The “yoke” of Matthew 11 represents the presence of Christ and his peculiar way of living life and fulfilling his mission in and through me.
The yoke given is his loving choice of how to express his life in me, his laborer so that his work (mission) is finished. Jesus’ life within me carries the entire burden of the life appointed to me by His gracious heart and holy will (Colossians 3:1-4).
The yoke itself is not the burden, and not meant to increase the burdens of labor. His choice for us is not meant to ADD to the burdens but EASE the burdens and make the journey or the work of living out his plan for me entirely and supernaturally possible. “In Christ” means that my life is exchanged for His, not just in eternal, mystical and spiritual ways but in tangible, practical ways. There is no sense in which He carries part of the load and I carry the rest. His life within me is the source of the life I now live (Galatians 2:20).
God gives those laboring and heavy-laden a choice to be yoked by Christ when he calls each of us to come. Without being yoked by his choice to live in us, the burden of sin would be far too great to bear, and we would die trying. Without being yoked by his choice to live out his life through us, the burden of living a holy and God-loving life in a fallen world would be far too great a task to accomplish. It is by grace we are saved, and that not of ourselves, it is the gift of God (Ephesians 2:8-10). Being yoked by Him, the Lord and Master of the Universe, our Savior, there is no burden for he himself carries the load. And so, Jesus is my “all in all.”

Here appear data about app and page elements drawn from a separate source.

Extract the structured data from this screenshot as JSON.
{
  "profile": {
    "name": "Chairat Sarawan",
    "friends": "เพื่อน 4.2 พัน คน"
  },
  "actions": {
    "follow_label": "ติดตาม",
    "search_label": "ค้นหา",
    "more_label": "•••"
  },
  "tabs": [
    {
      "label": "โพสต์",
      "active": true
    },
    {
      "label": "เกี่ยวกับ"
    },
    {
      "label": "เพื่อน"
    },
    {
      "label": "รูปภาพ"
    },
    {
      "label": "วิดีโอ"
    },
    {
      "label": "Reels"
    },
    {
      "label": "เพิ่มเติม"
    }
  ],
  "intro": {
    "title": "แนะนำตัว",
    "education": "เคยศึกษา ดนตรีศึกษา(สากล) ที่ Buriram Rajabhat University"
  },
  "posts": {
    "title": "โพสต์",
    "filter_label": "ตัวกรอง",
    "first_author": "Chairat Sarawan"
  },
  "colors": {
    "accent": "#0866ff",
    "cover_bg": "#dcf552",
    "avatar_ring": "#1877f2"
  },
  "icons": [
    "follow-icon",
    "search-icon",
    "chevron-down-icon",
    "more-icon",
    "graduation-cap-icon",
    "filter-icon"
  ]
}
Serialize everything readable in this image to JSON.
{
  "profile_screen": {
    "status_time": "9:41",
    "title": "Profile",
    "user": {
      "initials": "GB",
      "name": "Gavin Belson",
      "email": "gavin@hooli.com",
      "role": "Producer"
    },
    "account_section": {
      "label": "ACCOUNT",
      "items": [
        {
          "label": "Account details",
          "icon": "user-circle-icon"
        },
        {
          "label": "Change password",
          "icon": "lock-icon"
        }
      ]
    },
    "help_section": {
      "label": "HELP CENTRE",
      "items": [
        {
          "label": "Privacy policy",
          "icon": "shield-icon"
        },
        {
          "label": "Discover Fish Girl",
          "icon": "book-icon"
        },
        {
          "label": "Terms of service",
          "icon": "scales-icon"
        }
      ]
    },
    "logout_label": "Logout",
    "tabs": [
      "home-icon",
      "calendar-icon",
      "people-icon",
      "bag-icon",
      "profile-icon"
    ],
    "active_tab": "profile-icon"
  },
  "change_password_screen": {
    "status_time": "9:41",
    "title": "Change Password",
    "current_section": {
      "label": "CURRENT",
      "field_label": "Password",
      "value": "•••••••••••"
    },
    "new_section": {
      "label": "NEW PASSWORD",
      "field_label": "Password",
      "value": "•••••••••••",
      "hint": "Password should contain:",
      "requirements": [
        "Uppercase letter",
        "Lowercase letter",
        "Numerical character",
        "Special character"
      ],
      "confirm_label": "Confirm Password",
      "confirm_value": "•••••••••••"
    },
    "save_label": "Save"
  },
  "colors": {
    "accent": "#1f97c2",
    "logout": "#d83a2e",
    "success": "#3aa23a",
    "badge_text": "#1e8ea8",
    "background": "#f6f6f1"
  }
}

“Come to me, all you who labor and are heavy laden, and I will give you rest. Take my yoke upon you and learn from me.” – Jesus Christ